ABOUT THIS EXERCISE: In the data below, find each line carrying the string "JSON" and copy it out.

RECORD EXCERPTS START

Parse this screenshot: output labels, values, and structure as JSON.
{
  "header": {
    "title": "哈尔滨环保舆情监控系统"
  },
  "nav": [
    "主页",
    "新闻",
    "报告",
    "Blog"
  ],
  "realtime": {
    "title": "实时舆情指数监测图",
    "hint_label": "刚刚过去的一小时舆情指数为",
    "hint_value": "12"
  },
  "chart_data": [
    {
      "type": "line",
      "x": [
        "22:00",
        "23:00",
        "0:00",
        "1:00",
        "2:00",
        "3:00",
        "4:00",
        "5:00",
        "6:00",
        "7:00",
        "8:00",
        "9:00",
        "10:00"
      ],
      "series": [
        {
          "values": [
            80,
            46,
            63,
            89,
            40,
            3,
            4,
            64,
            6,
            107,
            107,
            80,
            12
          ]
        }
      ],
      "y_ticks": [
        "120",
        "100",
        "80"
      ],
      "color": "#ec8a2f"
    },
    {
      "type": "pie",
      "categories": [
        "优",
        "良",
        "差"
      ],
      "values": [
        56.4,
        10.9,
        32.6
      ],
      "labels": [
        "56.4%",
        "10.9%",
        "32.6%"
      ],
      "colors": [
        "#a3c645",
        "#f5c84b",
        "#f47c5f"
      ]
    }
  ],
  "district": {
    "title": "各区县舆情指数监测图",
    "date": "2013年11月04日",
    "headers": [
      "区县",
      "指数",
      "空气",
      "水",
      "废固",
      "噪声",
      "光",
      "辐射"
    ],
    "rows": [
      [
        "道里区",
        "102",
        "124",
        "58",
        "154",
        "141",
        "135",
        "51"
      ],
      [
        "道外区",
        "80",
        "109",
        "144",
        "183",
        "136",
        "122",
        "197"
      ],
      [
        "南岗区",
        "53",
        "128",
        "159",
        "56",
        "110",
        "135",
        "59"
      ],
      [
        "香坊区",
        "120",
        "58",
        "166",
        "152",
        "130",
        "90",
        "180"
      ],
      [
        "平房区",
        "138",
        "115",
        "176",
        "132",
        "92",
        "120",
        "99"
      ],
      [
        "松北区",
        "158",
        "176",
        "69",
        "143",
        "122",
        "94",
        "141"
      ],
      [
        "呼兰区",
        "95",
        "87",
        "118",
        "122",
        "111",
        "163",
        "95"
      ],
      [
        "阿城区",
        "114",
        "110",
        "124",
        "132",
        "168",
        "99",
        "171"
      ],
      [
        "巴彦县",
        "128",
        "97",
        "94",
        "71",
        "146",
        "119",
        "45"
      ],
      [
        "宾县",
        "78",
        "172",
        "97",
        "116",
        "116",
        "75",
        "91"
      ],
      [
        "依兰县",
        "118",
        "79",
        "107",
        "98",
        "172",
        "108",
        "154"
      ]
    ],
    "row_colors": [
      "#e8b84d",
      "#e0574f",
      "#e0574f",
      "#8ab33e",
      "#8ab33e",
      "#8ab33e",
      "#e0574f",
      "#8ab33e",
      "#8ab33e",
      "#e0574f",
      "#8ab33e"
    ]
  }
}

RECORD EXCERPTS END
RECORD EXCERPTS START

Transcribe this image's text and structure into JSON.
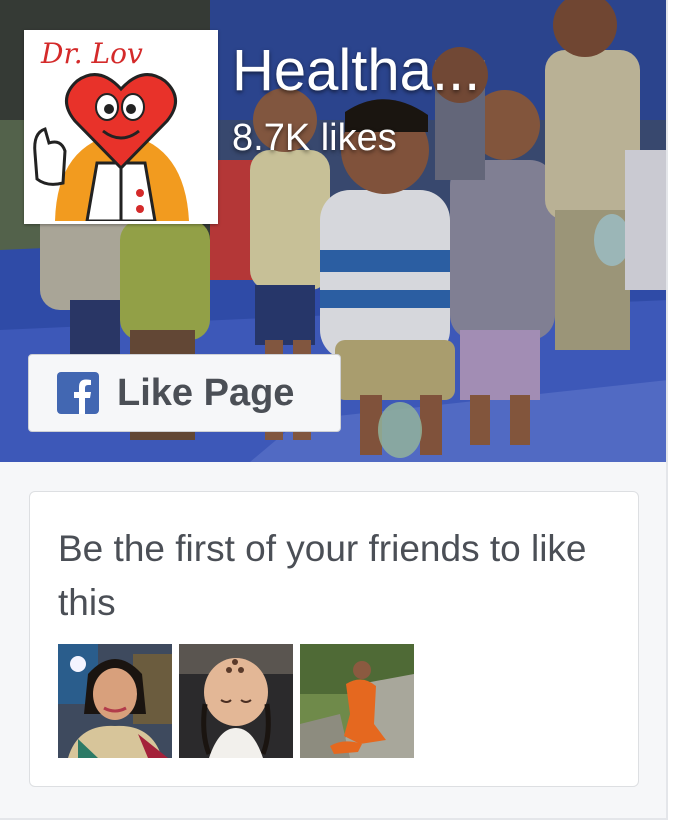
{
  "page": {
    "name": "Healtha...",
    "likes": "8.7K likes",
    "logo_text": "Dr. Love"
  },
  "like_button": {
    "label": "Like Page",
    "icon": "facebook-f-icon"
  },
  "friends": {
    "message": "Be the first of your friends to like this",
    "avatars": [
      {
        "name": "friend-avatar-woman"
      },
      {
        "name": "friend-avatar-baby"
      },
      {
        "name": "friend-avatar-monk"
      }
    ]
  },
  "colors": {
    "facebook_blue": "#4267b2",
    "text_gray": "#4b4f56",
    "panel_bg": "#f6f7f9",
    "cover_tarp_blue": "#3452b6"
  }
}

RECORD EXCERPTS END

RESULT FOR THIS EXERCISE:
Parse this screenshot: output labels, values, and structure as JSON.
Transcribe this image's text and structure into JSON.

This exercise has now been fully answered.